Drakos estimates he has won an average of 5,500 stuffed animals each year since 1972, rounding that out to approximately 220,000 during his lifetime. Although he plays with a mercenary zeal, Drakos’ heart is in the right place. Over the years, he has given away the majority of his prizes to charities for children. “It is unbelievable to watch him,” says his wife, Veronica. “I am in awe that something he is so talented at makes other people so happy.”
The 64-year-old Drakos, who prefers the moniker Peter Magic, lives in Livonia, Mich., and frequently flexes his midway muscle at Cedar Point amusement park in Sandusky, Ohio, or at Kings Island in Mason, Ohio, during the summer season. But three to five times a year, he takes his single-minded obsession as the unofficial world’s greatest carnival-games player to Las Vegas.
Drakos flies solo, and his trips unfold according to a time-honored schedule. He lands at McCarran International Airport at 9 a.m., rents a cargo van and checks into Harrah’s Las Vegas, where his VIP status grants him complimentary meals and lodging. By 10 a.m., he is making his first “run,” as he calls it, a three-casino mad dash that begins at Circus Circus. Drakos, a thick-chested man with a bushy white mustache and nasal-drip voice, wears a Harrah’s polo shirt and Nike sneakers. In the back of his trousers, he tucks four folded trash bags — for toting his winnings.

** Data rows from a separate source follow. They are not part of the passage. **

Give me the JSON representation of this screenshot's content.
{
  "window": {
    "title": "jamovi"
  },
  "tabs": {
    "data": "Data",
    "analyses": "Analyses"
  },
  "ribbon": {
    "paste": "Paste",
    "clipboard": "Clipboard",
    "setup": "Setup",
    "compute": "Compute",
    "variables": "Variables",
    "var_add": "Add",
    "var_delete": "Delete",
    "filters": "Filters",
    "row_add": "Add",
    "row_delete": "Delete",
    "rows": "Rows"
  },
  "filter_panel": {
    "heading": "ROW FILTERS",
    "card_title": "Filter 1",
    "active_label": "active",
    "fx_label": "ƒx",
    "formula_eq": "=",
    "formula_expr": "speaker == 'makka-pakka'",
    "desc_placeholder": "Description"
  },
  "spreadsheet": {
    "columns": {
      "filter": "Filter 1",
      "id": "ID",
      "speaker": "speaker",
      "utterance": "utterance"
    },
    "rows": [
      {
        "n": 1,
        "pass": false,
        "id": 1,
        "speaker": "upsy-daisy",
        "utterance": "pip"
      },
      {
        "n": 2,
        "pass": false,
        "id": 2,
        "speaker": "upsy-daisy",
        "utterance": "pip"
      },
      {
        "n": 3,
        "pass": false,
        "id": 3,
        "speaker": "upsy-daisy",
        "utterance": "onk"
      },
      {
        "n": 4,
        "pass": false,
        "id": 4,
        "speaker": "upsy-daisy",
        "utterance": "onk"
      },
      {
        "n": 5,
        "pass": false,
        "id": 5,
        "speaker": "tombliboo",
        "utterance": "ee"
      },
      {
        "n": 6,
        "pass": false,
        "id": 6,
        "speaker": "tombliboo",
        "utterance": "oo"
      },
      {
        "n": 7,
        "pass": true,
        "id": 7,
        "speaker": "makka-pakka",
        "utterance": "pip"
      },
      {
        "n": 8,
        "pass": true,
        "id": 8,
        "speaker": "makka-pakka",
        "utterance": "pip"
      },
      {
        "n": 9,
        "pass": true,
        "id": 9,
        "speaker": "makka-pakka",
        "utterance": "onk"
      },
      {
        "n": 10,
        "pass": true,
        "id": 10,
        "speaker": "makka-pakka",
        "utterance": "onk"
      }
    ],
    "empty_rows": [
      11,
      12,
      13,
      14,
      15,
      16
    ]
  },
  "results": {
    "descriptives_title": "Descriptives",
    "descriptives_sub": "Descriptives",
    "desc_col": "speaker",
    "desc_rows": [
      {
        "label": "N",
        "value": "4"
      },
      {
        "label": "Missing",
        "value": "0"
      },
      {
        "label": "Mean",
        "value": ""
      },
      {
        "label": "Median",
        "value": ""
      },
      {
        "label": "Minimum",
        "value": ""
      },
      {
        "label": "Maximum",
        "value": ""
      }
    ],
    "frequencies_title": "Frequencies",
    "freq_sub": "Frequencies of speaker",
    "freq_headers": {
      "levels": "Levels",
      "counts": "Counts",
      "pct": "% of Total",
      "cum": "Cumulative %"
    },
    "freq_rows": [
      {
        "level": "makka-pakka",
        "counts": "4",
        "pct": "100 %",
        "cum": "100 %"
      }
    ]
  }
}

At Circus Circus, Drakos heads straight for the 12 arcade games that he has mastered. His favorite is flipping a quarter on a plate, where his self-calculated odds are 4 to 1. “The trick is to throw the quarter up in the air for height,” he says. “The higher you throw it, the straighter it will come down.” Once, at the Michigan State Fair in 1982, Drakos landed 14 quarters on a plate in a row, missed one, then landed 10 more in a row. “In 15 minutes, I won 32 human-sized bears and they closed down the booth,” he recalls.

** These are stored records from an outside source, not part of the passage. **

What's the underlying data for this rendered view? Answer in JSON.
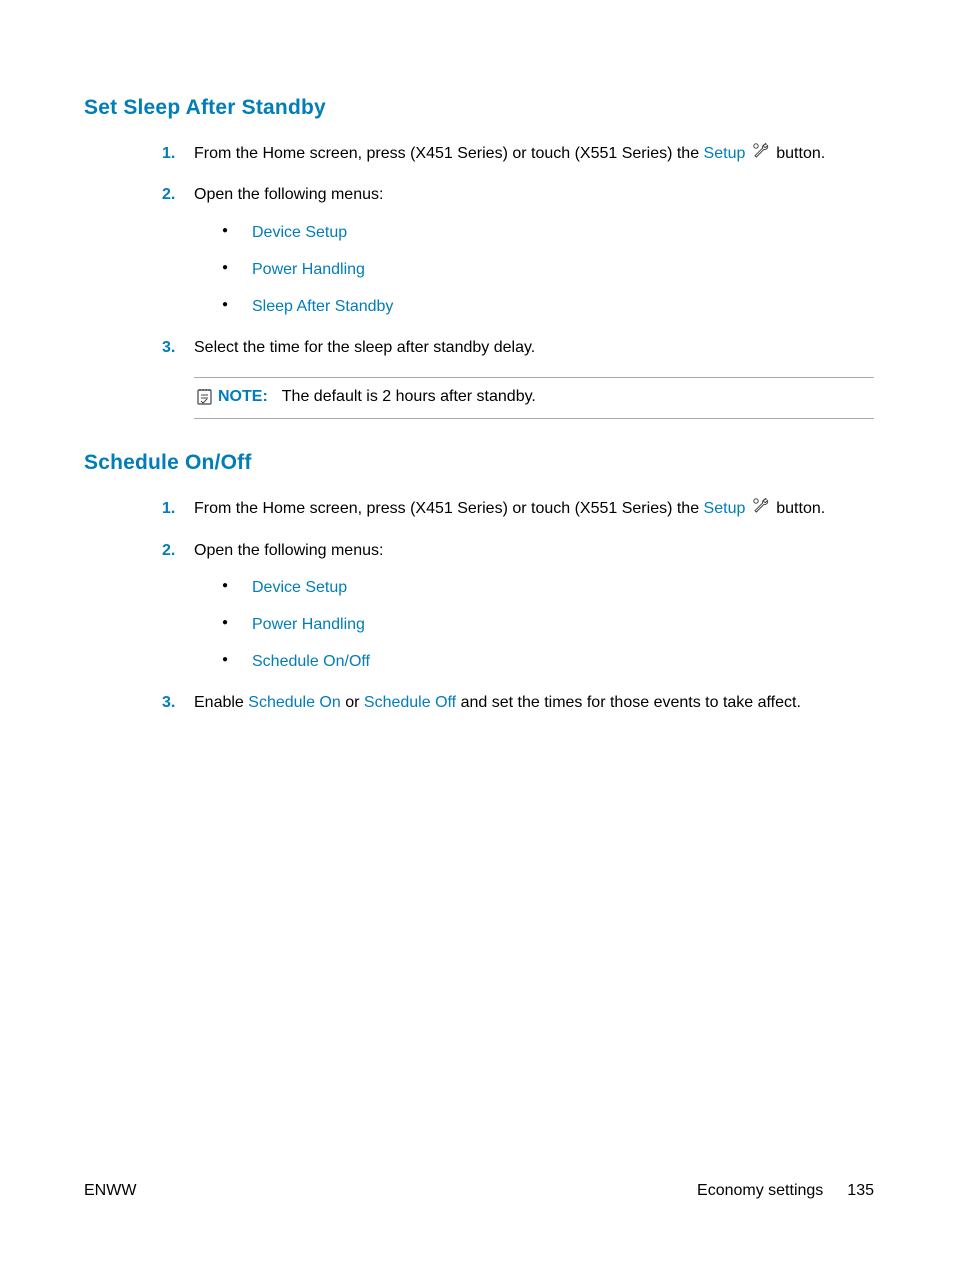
{
  "section1": {
    "heading": "Set Sleep After Standby",
    "steps": {
      "s1": {
        "num": "1.",
        "pre": "From the Home screen, press (X451 Series) or touch (X551 Series) the ",
        "setup": "Setup",
        "post": " button."
      },
      "s2": {
        "num": "2.",
        "text": "Open the following menus:",
        "bullets": {
          "b1": "Device Setup",
          "b2": "Power Handling",
          "b3": "Sleep After Standby"
        }
      },
      "s3": {
        "num": "3.",
        "text": "Select the time for the sleep after standby delay."
      }
    },
    "note": {
      "label": "NOTE:",
      "text": "The default is 2 hours after standby."
    }
  },
  "section2": {
    "heading": "Schedule On/Off",
    "steps": {
      "s1": {
        "num": "1.",
        "pre": "From the Home screen, press (X451 Series) or touch (X551 Series) the ",
        "setup": "Setup",
        "post": " button."
      },
      "s2": {
        "num": "2.",
        "text": "Open the following menus:",
        "bullets": {
          "b1": "Device Setup",
          "b2": "Power Handling",
          "b3": "Schedule On/Off"
        }
      },
      "s3": {
        "num": "3.",
        "pre": "Enable ",
        "link1": "Schedule On",
        "mid": " or ",
        "link2": "Schedule Off",
        "post": " and set the times for those events to take affect."
      }
    }
  },
  "footer": {
    "left": "ENWW",
    "rightLabel": "Economy settings",
    "pageNum": "135"
  }
}
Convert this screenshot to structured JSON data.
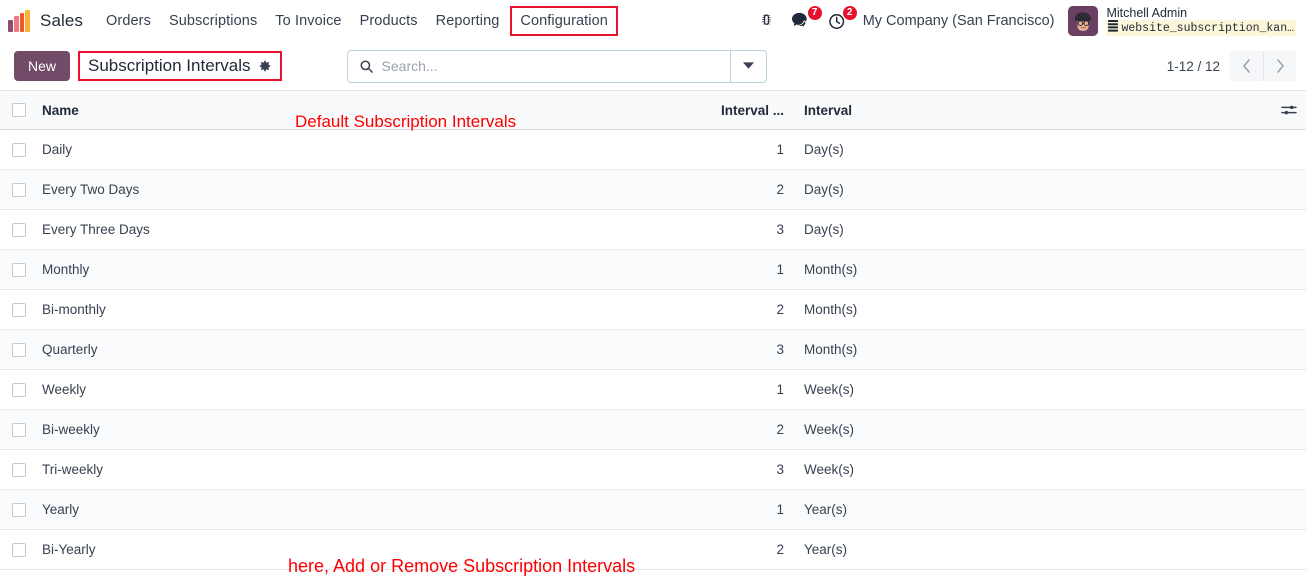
{
  "navbar": {
    "logo_icon": "sales-app-bars-icon",
    "brand": "Sales",
    "menu_items": [
      {
        "label": "Orders",
        "highlighted": false
      },
      {
        "label": "Subscriptions",
        "highlighted": false
      },
      {
        "label": "To Invoice",
        "highlighted": false
      },
      {
        "label": "Products",
        "highlighted": false
      },
      {
        "label": "Reporting",
        "highlighted": false
      },
      {
        "label": "Configuration",
        "highlighted": true
      }
    ],
    "sys_icons": [
      {
        "name": "bug-icon",
        "badge": null
      },
      {
        "name": "messages-icon",
        "badge": "7"
      },
      {
        "name": "activities-clock-icon",
        "badge": "2"
      }
    ],
    "company": "My Company (San Francisco)",
    "user": {
      "name": "Mitchell Admin",
      "database_icon": "database-icon",
      "database": "website_subscription_kan…",
      "avatar_icon": "user-avatar"
    }
  },
  "control_panel": {
    "new_label": "New",
    "breadcrumb_title": "Subscription Intervals",
    "gear_icon": "gear-icon",
    "search_icon": "search-icon",
    "search_value": "",
    "search_placeholder": "Search...",
    "search_toggle_icon": "chevron-down-icon",
    "pager_value": "1-12 / 12",
    "pager_prev_icon": "chevron-left-icon",
    "pager_next_icon": "chevron-right-icon"
  },
  "list": {
    "columns": {
      "name": "Name",
      "interval_number": "Interval ...",
      "interval_unit": "Interval"
    },
    "optional_columns_icon": "column-settings-icon",
    "select_all_checkbox": false,
    "rows": [
      {
        "name": "Daily",
        "interval_number": "1",
        "interval_unit": "Day(s)"
      },
      {
        "name": "Every Two Days",
        "interval_number": "2",
        "interval_unit": "Day(s)"
      },
      {
        "name": "Every Three Days",
        "interval_number": "3",
        "interval_unit": "Day(s)"
      },
      {
        "name": "Monthly",
        "interval_number": "1",
        "interval_unit": "Month(s)"
      },
      {
        "name": "Bi-monthly",
        "interval_number": "2",
        "interval_unit": "Month(s)"
      },
      {
        "name": "Quarterly",
        "interval_number": "3",
        "interval_unit": "Month(s)"
      },
      {
        "name": "Weekly",
        "interval_number": "1",
        "interval_unit": "Week(s)"
      },
      {
        "name": "Bi-weekly",
        "interval_number": "2",
        "interval_unit": "Week(s)"
      },
      {
        "name": "Tri-weekly",
        "interval_number": "3",
        "interval_unit": "Week(s)"
      },
      {
        "name": "Yearly",
        "interval_number": "1",
        "interval_unit": "Year(s)"
      },
      {
        "name": "Bi-Yearly",
        "interval_number": "2",
        "interval_unit": "Year(s)"
      }
    ]
  },
  "annotations": {
    "top": "Default Subscription Intervals",
    "bottom": "here, Add or Remove Subscription Intervals",
    "color": "#ff0000"
  },
  "colors": {
    "brand_purple": "#714b67",
    "annotation_red": "#ff0000",
    "highlight_box_red": "#e8112d",
    "badge_red": "#e8112d",
    "db_tag_bg": "#fdf6d8"
  }
}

After the plates, Drakos moves on to lobbing a softball into a milk can. “This game is all about angles and backspin and where to hit it on the top of the can,” he explains. “I start the softball below the can and try to throw it with backspin up to the top of the circular lip, so the ball rolls back toward the hole in the can.” This is his weakest play, yet he still wins once out of every six tries.